ACTIVITY — Print the data in full, exactly as it reads.

Component data from apps and pages —
== Segment start ==
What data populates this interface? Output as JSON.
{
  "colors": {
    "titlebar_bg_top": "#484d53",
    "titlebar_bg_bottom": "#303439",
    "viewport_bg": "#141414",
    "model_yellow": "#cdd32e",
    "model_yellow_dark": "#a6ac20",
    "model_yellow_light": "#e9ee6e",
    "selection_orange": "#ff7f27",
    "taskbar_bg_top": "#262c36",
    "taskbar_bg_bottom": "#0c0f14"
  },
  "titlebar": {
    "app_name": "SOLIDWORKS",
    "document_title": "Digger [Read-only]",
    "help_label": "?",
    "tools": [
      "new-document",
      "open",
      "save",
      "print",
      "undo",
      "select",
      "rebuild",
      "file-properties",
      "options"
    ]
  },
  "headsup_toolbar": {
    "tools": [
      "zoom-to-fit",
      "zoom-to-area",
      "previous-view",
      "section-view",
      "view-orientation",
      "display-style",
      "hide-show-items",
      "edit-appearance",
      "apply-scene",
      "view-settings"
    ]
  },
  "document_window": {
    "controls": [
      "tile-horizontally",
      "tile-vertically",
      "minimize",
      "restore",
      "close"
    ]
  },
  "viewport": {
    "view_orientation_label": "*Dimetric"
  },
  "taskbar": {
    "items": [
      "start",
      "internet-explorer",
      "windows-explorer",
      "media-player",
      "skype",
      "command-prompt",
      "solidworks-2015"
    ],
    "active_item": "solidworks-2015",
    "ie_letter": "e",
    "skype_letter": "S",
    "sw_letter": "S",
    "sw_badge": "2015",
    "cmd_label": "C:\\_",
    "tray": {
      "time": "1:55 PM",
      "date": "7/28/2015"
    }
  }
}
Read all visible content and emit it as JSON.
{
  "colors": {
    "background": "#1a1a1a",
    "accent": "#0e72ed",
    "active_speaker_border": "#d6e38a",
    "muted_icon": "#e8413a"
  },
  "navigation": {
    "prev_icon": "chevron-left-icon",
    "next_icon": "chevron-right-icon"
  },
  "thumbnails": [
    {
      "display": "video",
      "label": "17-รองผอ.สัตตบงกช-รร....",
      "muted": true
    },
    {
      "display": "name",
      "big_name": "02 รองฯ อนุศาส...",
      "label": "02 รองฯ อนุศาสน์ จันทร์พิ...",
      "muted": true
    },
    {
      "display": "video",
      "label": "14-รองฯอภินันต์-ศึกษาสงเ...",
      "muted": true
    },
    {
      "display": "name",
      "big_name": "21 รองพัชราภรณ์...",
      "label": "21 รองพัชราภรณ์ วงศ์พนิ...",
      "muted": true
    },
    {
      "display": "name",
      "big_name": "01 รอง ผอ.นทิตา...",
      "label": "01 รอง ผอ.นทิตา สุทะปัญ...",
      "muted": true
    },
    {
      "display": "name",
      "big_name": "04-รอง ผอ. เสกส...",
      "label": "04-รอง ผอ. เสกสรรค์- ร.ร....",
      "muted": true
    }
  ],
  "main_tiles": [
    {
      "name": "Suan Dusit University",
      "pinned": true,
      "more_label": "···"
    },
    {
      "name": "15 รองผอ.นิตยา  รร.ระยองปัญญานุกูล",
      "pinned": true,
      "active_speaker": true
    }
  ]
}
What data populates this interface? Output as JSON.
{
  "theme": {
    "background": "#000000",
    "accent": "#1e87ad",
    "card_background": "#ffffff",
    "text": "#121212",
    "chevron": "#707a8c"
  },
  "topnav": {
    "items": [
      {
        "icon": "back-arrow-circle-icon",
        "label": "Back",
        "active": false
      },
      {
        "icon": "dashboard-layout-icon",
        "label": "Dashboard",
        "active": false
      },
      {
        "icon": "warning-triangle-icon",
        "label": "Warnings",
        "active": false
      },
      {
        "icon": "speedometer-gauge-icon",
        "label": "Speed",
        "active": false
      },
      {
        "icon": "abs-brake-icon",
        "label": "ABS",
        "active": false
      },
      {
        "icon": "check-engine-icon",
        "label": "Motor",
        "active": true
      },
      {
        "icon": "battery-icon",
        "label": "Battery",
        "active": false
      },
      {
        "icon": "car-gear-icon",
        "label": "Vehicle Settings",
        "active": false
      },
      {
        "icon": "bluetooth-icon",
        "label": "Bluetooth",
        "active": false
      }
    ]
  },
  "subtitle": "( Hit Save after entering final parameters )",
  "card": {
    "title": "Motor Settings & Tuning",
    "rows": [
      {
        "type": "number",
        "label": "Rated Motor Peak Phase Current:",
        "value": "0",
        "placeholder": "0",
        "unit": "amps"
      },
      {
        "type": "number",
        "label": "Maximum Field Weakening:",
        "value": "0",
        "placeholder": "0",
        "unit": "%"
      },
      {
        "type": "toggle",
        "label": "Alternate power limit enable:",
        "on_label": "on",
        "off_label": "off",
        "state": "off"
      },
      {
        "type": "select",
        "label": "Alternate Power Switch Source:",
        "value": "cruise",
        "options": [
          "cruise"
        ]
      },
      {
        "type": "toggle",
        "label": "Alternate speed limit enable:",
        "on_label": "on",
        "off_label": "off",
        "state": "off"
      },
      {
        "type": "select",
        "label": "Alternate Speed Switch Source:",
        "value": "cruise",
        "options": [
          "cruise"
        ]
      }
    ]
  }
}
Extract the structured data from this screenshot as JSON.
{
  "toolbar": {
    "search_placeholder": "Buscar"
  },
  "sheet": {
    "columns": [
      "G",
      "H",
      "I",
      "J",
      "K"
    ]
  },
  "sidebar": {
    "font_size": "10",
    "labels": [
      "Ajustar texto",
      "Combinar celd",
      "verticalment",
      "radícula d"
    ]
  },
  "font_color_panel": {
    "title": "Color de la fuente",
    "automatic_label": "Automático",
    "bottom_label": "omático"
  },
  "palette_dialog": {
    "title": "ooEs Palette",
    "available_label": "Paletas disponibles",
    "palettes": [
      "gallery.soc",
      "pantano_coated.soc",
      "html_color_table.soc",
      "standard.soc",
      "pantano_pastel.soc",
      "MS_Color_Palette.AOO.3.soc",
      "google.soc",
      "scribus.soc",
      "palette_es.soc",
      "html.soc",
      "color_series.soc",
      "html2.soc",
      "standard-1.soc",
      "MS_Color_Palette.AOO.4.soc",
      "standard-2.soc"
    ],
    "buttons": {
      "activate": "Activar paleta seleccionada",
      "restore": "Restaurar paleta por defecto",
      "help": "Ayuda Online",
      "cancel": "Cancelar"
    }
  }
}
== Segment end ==
TASK ANSWER —
What data populates this interface? Output as JSON.
{
  "colors": {
    "titlebar_bg_top": "#484d53",
    "titlebar_bg_bottom": "#303439",
    "viewport_bg": "#141414",
    "model_yellow": "#cdd32e",
    "model_yellow_dark": "#a6ac20",
    "model_yellow_light": "#e9ee6e",
    "selection_orange": "#ff7f27",
    "taskbar_bg_top": "#262c36",
    "taskbar_bg_bottom": "#0c0f14"
  },
  "titlebar": {
    "app_name": "SOLIDWORKS",
    "document_title": "Digger [Read-only]",
    "help_label": "?",
    "tools": [
      "new-document",
      "open",
      "save",
      "print",
      "undo",
      "select",
      "rebuild",
      "file-properties",
      "options"
    ]
  },
  "headsup_toolbar": {
    "tools": [
      "zoom-to-fit",
      "zoom-to-area",
      "previous-view",
      "section-view",
      "view-orientation",
      "display-style",
      "hide-show-items",
      "edit-appearance",
      "apply-scene",
      "view-settings"
    ]
  },
  "document_window": {
    "controls": [
      "tile-horizontally",
      "tile-vertically",
      "minimize",
      "restore",
      "close"
    ]
  },
  "viewport": {
    "view_orientation_label": "*Dimetric"
  },
  "taskbar": {
    "items": [
      "start",
      "internet-explorer",
      "windows-explorer",
      "media-player",
      "skype",
      "command-prompt",
      "solidworks-2015"
    ],
    "active_item": "solidworks-2015",
    "ie_letter": "e",
    "skype_letter": "S",
    "sw_letter": "S",
    "sw_badge": "2015",
    "cmd_label": "C:\\_",
    "tray": {
      "time": "1:55 PM",
      "date": "7/28/2015"
    }
  }
}
Read all visible content and emit it as JSON.
{
  "colors": {
    "background": "#1a1a1a",
    "accent": "#0e72ed",
    "active_speaker_border": "#d6e38a",
    "muted_icon": "#e8413a"
  },
  "navigation": {
    "prev_icon": "chevron-left-icon",
    "next_icon": "chevron-right-icon"
  },
  "thumbnails": [
    {
      "display": "video",
      "label": "17-รองผอ.สัตตบงกช-รร....",
      "muted": true
    },
    {
      "display": "name",
      "big_name": "02 รองฯ อนุศาส...",
      "label": "02 รองฯ อนุศาสน์ จันทร์พิ...",
      "muted": true
    },
    {
      "display": "video",
      "label": "14-รองฯอภินันต์-ศึกษาสงเ...",
      "muted": true
    },
    {
      "display": "name",
      "big_name": "21 รองพัชราภรณ์...",
      "label": "21 รองพัชราภรณ์ วงศ์พนิ...",
      "muted": true
    },
    {
      "display": "name",
      "big_name": "01 รอง ผอ.นทิตา...",
      "label": "01 รอง ผอ.นทิตา สุทะปัญ...",
      "muted": true
    },
    {
      "display": "name",
      "big_name": "04-รอง ผอ. เสกส...",
      "label": "04-รอง ผอ. เสกสรรค์- ร.ร....",
      "muted": true
    }
  ],
  "main_tiles": [
    {
      "name": "Suan Dusit University",
      "pinned": true,
      "more_label": "···"
    },
    {
      "name": "15 รองผอ.นิตยา  รร.ระยองปัญญานุกูล",
      "pinned": true,
      "active_speaker": true
    }
  ]
}
What data populates this interface? Output as JSON.
{
  "theme": {
    "background": "#000000",
    "accent": "#1e87ad",
    "card_background": "#ffffff",
    "text": "#121212",
    "chevron": "#707a8c"
  },
  "topnav": {
    "items": [
      {
        "icon": "back-arrow-circle-icon",
        "label": "Back",
        "active": false
      },
      {
        "icon": "dashboard-layout-icon",
        "label": "Dashboard",
        "active": false
      },
      {
        "icon": "warning-triangle-icon",
        "label": "Warnings",
        "active": false
      },
      {
        "icon": "speedometer-gauge-icon",
        "label": "Speed",
        "active": false
      },
      {
        "icon": "abs-brake-icon",
        "label": "ABS",
        "active": false
      },
      {
        "icon": "check-engine-icon",
        "label": "Motor",
        "active": true
      },
      {
        "icon": "battery-icon",
        "label": "Battery",
        "active": false
      },
      {
        "icon": "car-gear-icon",
        "label": "Vehicle Settings",
        "active": false
      },
      {
        "icon": "bluetooth-icon",
        "label": "Bluetooth",
        "active": false
      }
    ]
  },
  "subtitle": "( Hit Save after entering final parameters )",
  "card": {
    "title": "Motor Settings & Tuning",
    "rows": [
      {
        "type": "number",
        "label": "Rated Motor Peak Phase Current:",
        "value": "0",
        "placeholder": "0",
        "unit": "amps"
      },
      {
        "type": "number",
        "label": "Maximum Field Weakening:",
        "value": "0",
        "placeholder": "0",
        "unit": "%"
      },
      {
        "type": "toggle",
        "label": "Alternate power limit enable:",
        "on_label": "on",
        "off_label": "off",
        "state": "off"
      },
      {
        "type": "select",
        "label": "Alternate Power Switch Source:",
        "value": "cruise",
        "options": [
          "cruise"
        ]
      },
      {
        "type": "toggle",
        "label": "Alternate speed limit enable:",
        "on_label": "on",
        "off_label": "off",
        "state": "off"
      },
      {
        "type": "select",
        "label": "Alternate Speed Switch Source:",
        "value": "cruise",
        "options": [
          "cruise"
        ]
      }
    ]
  }
}
Extract the structured data from this screenshot as JSON.
{
  "toolbar": {
    "search_placeholder": "Buscar"
  },
  "sheet": {
    "columns": [
      "G",
      "H",
      "I",
      "J",
      "K"
    ]
  },
  "sidebar": {
    "font_size": "10",
    "labels": [
      "Ajustar texto",
      "Combinar celd",
      "verticalment",
      "radícula d"
    ]
  },
  "font_color_panel": {
    "title": "Color de la fuente",
    "automatic_label": "Automático",
    "bottom_label": "omático"
  },
  "palette_dialog": {
    "title": "ooEs Palette",
    "available_label": "Paletas disponibles",
    "palettes": [
      "gallery.soc",
      "pantano_coated.soc",
      "html_color_table.soc",
      "standard.soc",
      "pantano_pastel.soc",
      "MS_Color_Palette.AOO.3.soc",
      "google.soc",
      "scribus.soc",
      "palette_es.soc",
      "html.soc",
      "color_series.soc",
      "html2.soc",
      "standard-1.soc",
      "MS_Color_Palette.AOO.4.soc",
      "standard-2.soc"
    ],
    "buttons": {
      "activate": "Activar paleta seleccionada",
      "restore": "Restaurar paleta por defecto",
      "help": "Ayuda Online",
      "cancel": "Cancelar"
    }
  }
}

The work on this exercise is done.